§ TRY IT: Restate the records that follow word for word. Omit the images.

(Page and application data records)

* * * * *

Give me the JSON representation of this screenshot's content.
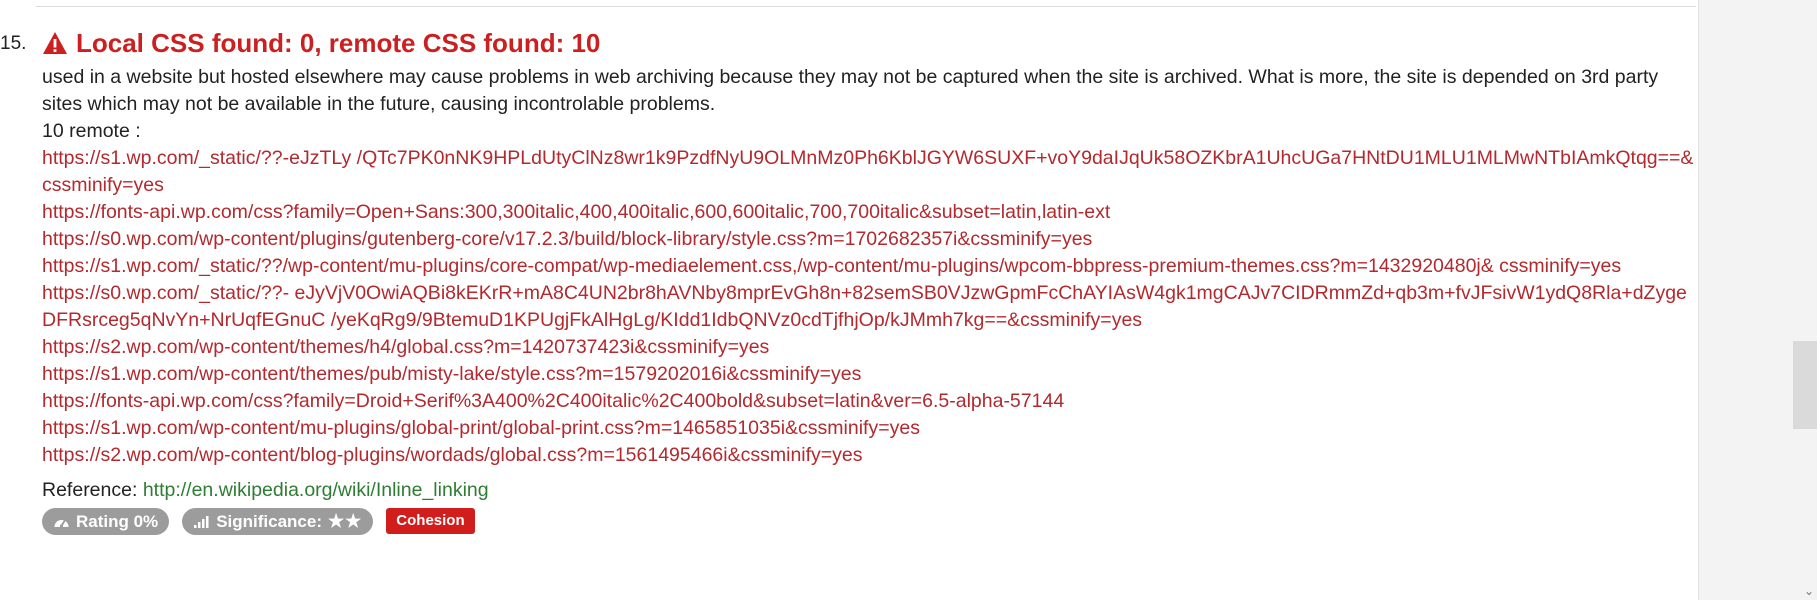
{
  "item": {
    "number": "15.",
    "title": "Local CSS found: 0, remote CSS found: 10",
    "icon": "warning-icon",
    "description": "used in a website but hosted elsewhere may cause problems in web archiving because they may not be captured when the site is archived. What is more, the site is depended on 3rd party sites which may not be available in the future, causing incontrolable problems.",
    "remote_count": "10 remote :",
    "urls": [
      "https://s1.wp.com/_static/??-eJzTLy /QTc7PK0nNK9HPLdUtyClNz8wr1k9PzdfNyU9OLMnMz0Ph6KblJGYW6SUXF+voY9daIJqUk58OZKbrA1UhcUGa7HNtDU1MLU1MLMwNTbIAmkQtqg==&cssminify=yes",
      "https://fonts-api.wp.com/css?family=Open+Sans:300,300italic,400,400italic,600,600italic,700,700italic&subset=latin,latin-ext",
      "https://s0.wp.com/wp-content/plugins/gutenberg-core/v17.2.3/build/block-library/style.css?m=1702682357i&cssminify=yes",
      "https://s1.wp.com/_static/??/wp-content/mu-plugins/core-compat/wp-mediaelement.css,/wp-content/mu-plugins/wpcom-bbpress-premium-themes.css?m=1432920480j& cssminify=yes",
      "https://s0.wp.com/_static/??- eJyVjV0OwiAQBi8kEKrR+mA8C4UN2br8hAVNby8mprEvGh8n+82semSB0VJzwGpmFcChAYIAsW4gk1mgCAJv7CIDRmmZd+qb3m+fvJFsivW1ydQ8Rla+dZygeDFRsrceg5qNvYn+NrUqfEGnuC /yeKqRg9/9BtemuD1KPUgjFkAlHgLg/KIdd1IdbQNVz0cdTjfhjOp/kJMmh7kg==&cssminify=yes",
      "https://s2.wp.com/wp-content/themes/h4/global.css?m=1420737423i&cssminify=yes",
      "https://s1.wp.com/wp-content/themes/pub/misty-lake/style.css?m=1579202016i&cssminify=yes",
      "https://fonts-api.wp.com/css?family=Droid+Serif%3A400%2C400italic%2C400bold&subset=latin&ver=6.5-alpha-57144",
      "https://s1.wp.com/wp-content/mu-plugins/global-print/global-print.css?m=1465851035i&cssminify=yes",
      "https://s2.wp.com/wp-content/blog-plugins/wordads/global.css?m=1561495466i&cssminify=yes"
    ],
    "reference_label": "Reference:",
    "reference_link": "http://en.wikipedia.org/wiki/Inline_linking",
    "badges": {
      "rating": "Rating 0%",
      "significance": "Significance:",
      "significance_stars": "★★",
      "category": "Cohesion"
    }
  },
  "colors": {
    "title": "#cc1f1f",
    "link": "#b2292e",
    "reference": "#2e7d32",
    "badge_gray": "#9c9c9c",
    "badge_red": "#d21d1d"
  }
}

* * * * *

§ ANSWER:
Give me the JSON representation of this screenshot's content.
{
  "item": {
    "number": "15.",
    "title": "Local CSS found: 0, remote CSS found: 10",
    "icon": "warning-icon",
    "description": "used in a website but hosted elsewhere may cause problems in web archiving because they may not be captured when the site is archived. What is more, the site is depended on 3rd party sites which may not be available in the future, causing incontrolable problems.",
    "remote_count": "10 remote :",
    "urls": [
      "https://s1.wp.com/_static/??-eJzTLy /QTc7PK0nNK9HPLdUtyClNz8wr1k9PzdfNyU9OLMnMz0Ph6KblJGYW6SUXF+voY9daIJqUk58OZKbrA1UhcUGa7HNtDU1MLU1MLMwNTbIAmkQtqg==&cssminify=yes",
      "https://fonts-api.wp.com/css?family=Open+Sans:300,300italic,400,400italic,600,600italic,700,700italic&subset=latin,latin-ext",
      "https://s0.wp.com/wp-content/plugins/gutenberg-core/v17.2.3/build/block-library/style.css?m=1702682357i&cssminify=yes",
      "https://s1.wp.com/_static/??/wp-content/mu-plugins/core-compat/wp-mediaelement.css,/wp-content/mu-plugins/wpcom-bbpress-premium-themes.css?m=1432920480j& cssminify=yes",
      "https://s0.wp.com/_static/??- eJyVjV0OwiAQBi8kEKrR+mA8C4UN2br8hAVNby8mprEvGh8n+82semSB0VJzwGpmFcChAYIAsW4gk1mgCAJv7CIDRmmZd+qb3m+fvJFsivW1ydQ8Rla+dZygeDFRsrceg5qNvYn+NrUqfEGnuC /yeKqRg9/9BtemuD1KPUgjFkAlHgLg/KIdd1IdbQNVz0cdTjfhjOp/kJMmh7kg==&cssminify=yes",
      "https://s2.wp.com/wp-content/themes/h4/global.css?m=1420737423i&cssminify=yes",
      "https://s1.wp.com/wp-content/themes/pub/misty-lake/style.css?m=1579202016i&cssminify=yes",
      "https://fonts-api.wp.com/css?family=Droid+Serif%3A400%2C400italic%2C400bold&subset=latin&ver=6.5-alpha-57144",
      "https://s1.wp.com/wp-content/mu-plugins/global-print/global-print.css?m=1465851035i&cssminify=yes",
      "https://s2.wp.com/wp-content/blog-plugins/wordads/global.css?m=1561495466i&cssminify=yes"
    ],
    "reference_label": "Reference:",
    "reference_link": "http://en.wikipedia.org/wiki/Inline_linking",
    "badges": {
      "rating": "Rating 0%",
      "significance": "Significance:",
      "significance_stars": "★★",
      "category": "Cohesion"
    }
  },
  "colors": {
    "title": "#cc1f1f",
    "link": "#b2292e",
    "reference": "#2e7d32",
    "badge_gray": "#9c9c9c",
    "badge_red": "#d21d1d"
  }
}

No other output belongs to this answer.